PROVIDED ENTRIES below:

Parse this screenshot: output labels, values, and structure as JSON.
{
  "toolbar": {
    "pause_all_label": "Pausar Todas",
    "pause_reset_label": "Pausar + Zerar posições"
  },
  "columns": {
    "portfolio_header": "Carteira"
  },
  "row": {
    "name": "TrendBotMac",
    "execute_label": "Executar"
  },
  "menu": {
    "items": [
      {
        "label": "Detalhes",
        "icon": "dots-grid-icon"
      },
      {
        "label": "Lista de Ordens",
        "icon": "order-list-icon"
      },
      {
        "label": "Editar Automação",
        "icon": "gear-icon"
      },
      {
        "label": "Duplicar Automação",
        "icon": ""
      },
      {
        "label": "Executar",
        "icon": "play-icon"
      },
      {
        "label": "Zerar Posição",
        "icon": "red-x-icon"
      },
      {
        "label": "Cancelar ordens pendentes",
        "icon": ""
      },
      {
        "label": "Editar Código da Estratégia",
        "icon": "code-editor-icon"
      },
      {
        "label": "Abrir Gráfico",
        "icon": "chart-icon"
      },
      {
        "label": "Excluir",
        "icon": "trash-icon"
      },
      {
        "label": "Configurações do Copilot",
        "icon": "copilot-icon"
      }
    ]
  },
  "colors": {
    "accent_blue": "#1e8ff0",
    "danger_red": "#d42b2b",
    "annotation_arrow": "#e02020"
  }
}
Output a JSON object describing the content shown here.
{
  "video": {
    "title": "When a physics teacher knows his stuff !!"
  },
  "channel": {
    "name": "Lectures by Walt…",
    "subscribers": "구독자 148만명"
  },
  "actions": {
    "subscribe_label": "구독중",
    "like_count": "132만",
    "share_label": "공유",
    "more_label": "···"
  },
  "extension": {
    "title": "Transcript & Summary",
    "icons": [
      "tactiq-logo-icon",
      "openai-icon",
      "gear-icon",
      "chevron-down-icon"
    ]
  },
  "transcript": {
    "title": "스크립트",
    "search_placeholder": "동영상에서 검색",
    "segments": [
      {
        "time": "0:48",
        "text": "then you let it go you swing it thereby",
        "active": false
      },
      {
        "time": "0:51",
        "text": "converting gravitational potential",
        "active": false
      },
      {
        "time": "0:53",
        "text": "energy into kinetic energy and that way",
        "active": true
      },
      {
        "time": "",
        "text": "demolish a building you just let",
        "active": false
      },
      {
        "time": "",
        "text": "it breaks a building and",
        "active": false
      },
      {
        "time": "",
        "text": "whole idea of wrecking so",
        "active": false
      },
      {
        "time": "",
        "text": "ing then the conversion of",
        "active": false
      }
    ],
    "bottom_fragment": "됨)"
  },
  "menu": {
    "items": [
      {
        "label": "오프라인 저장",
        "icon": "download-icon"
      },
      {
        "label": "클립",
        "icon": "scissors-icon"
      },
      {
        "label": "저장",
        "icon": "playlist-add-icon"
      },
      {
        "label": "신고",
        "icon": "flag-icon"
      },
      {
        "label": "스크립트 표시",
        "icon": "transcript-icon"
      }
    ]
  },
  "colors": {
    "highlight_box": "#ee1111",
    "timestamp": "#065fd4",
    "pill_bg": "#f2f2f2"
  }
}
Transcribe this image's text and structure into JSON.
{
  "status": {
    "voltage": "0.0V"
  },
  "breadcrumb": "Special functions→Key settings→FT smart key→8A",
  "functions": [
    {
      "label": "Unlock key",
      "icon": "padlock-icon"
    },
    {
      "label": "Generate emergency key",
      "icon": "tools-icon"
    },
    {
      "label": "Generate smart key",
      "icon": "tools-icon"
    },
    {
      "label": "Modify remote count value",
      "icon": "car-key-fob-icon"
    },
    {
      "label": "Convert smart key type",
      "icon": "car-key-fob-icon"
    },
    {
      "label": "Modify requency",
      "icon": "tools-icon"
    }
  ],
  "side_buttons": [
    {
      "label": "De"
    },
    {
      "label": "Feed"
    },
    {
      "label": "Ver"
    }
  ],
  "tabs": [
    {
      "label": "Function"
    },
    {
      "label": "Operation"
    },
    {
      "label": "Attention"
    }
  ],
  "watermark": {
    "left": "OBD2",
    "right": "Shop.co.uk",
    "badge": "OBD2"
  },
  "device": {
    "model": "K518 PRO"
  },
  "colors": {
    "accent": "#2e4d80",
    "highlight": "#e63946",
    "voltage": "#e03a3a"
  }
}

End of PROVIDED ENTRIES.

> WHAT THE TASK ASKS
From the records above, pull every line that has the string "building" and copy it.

> RESULT OF THE EXERCISE
        "text": "demolish a building you just let",
        "text": "it breaks a building and",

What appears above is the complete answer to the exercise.